- Coming up with a topic can be a first hurdle
- Writer’s block is not uncommon
- There are many websites that list different creative prompts for writers of all ages
- The three main ones are a plot, characters, and a theme.
Now that the toilet paper jokes phase has passed and everyone needs a haircut, the reality of self-isolation has set in and people are getting stir-crazy. Watching Netflix and taking walks have both become popular, but activities that actually stimulate the brain are better for your sanity. They can even make you smarter!
Being cooped up is the best time to perfect your creative writings skills, whether it be writing poetry, comedy, short stories, or even that long-delayed novel you have been putting off. If it has been a long time since you have attempted creative writing, you may need to dust off some cobwebs at first. Here are some ways to get started.
Parameters For Getting Started
With all this extra time, it is possible to set a limit of how many words can be written per day. Rookies can aim for around 500, and try increasing it by 100 words daily until the count feels about right.
The first thing to do is to create a comfortable space where you feel relaxed and can sit for long stretches of time. Coming up with a topic can be a first hurdle, but it helps to write about what you know. Life experiences are highly relatable, and can be elaborated on. Also, since self-isolation can lead to feelings of anxiety and depression, it can help to work with ideas that make you happy. Instead of writing about sad experiences, look to positive ones that inspire you.
Looking For Inspiration
Writer’s block is not uncommon, but there are methods that can ease you through. There are many websites that list different creative prompts for writers of all ages, and they can lead to that light (picture a lightbulb illuminating over your head) you need.
Thejohnfox.com is one of these sites, and it lists 50 different prompts and ideas for writers looking to get those creative juices flowing. One of its suggestions is to simply look around your home for objects that could be the main object in a story or poem. Another is to imagine two strangers meeting, and see where the story goes from there. Similar creative writing websites include thinkwritten.com and thewritepractice.com.

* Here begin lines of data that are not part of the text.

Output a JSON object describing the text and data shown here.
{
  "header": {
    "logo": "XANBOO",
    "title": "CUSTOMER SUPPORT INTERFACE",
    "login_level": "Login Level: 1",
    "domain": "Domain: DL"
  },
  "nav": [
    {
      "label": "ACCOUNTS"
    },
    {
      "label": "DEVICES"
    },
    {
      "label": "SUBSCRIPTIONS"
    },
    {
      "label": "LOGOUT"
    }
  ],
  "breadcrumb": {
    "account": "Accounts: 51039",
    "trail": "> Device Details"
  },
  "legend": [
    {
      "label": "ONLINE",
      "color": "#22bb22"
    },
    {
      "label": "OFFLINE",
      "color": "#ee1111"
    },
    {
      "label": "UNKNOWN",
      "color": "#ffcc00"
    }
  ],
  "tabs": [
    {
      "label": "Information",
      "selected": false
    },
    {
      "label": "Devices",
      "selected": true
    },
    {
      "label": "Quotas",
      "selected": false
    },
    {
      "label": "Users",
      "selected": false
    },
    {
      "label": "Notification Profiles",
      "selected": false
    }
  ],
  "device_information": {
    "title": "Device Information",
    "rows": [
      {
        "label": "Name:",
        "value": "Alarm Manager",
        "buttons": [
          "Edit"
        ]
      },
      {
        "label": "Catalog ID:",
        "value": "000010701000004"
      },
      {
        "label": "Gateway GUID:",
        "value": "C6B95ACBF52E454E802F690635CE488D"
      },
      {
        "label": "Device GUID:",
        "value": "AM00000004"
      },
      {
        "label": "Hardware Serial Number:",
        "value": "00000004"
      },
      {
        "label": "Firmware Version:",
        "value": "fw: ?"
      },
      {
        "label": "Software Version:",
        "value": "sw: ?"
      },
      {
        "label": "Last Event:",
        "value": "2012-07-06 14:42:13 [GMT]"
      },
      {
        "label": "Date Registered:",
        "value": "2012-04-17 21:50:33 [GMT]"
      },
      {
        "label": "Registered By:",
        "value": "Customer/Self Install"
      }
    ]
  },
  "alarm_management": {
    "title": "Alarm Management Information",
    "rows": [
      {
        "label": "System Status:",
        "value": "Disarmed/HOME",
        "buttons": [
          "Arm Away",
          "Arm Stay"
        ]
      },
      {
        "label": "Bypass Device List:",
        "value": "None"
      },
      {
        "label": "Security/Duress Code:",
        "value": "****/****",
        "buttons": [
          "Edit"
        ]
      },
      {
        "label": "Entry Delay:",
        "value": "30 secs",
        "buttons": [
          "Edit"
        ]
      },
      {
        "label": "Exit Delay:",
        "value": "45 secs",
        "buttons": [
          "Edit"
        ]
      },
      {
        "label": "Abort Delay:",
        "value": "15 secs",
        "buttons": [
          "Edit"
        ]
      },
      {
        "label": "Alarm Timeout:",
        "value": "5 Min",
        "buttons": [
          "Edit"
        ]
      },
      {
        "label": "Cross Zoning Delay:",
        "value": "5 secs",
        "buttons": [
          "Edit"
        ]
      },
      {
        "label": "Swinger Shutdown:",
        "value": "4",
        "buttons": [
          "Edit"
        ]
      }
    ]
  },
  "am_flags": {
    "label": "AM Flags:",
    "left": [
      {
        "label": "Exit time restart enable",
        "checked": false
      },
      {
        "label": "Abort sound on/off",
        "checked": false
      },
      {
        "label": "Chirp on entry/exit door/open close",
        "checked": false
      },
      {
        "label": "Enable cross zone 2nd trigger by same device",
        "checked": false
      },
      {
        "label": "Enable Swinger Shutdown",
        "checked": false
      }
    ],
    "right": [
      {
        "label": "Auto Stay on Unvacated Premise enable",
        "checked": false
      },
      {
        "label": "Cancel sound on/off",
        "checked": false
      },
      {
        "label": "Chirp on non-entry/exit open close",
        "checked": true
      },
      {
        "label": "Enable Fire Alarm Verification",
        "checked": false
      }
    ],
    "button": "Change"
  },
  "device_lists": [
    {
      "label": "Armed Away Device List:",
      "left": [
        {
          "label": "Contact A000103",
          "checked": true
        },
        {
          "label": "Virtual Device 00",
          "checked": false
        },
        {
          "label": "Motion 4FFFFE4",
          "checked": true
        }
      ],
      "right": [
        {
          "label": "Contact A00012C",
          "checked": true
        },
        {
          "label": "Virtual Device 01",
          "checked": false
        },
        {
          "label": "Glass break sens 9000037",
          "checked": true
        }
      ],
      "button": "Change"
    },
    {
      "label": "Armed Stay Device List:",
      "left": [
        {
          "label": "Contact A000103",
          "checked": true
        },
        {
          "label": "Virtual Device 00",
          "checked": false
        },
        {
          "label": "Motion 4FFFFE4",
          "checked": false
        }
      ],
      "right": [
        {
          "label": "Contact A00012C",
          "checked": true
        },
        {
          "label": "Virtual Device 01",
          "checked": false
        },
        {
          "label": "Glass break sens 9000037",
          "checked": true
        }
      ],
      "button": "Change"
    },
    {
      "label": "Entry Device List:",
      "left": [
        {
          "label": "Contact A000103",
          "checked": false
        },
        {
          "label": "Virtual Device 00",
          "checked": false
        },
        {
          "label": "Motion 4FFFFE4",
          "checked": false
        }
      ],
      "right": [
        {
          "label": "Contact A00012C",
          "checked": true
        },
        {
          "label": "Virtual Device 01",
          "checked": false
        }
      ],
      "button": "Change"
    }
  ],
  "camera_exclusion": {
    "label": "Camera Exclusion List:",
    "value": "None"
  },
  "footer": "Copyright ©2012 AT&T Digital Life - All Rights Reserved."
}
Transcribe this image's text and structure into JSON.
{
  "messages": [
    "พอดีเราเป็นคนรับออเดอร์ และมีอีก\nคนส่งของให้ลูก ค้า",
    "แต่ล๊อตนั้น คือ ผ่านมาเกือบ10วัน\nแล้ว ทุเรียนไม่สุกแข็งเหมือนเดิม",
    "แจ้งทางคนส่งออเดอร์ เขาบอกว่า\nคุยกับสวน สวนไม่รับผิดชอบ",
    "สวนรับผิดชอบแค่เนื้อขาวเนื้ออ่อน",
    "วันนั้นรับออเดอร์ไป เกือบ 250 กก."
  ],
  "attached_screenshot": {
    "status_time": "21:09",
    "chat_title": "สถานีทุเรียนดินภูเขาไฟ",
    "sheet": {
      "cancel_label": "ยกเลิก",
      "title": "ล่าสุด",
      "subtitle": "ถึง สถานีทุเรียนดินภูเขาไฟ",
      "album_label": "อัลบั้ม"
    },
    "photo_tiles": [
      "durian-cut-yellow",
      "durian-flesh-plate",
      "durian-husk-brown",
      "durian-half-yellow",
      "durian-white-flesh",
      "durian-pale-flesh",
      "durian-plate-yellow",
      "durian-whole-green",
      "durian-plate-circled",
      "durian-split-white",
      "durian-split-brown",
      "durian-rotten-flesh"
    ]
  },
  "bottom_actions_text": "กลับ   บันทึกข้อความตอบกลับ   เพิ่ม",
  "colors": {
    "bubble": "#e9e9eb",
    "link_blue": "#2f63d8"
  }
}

Creative Writing Elements
Although some creative writing can be way out there, most successful pieces have distinct elements. The three main ones are a plot, characters, and a theme. Unique plots are central to stories, although many plots are based on ones previously written. These can also be highly creative if they have a twist that you interject with aplomb.
Characters should be interesting and not fall flat; you should invest a decent amount of words towards character development. Keep in mind that they do not have to be likable; villains and other imperfect characters can be remarkably interesting to readers. Most importantly, your audience should be able to understand your characters’ thoughts and actions.
Themes are also integral to stories, as there is nothing worse for a reader than feeling disappointed after a story is finished. Good creative writing pieces always have underlying themes or messages, and they sometimes teach valuable lessons. Without them, the stories do not feel complete, and the audience is left hanging.
If your creative writing project still has not found roots, you can try connecting with others in the field. Writespace.com offers online workshops with other creative types, and it can be accessed via Zoom. If you are really serious about it (and can afford it), you can check out Coursera.com, which offers online courses from established institutions like Wesleyan Universities. Good luck!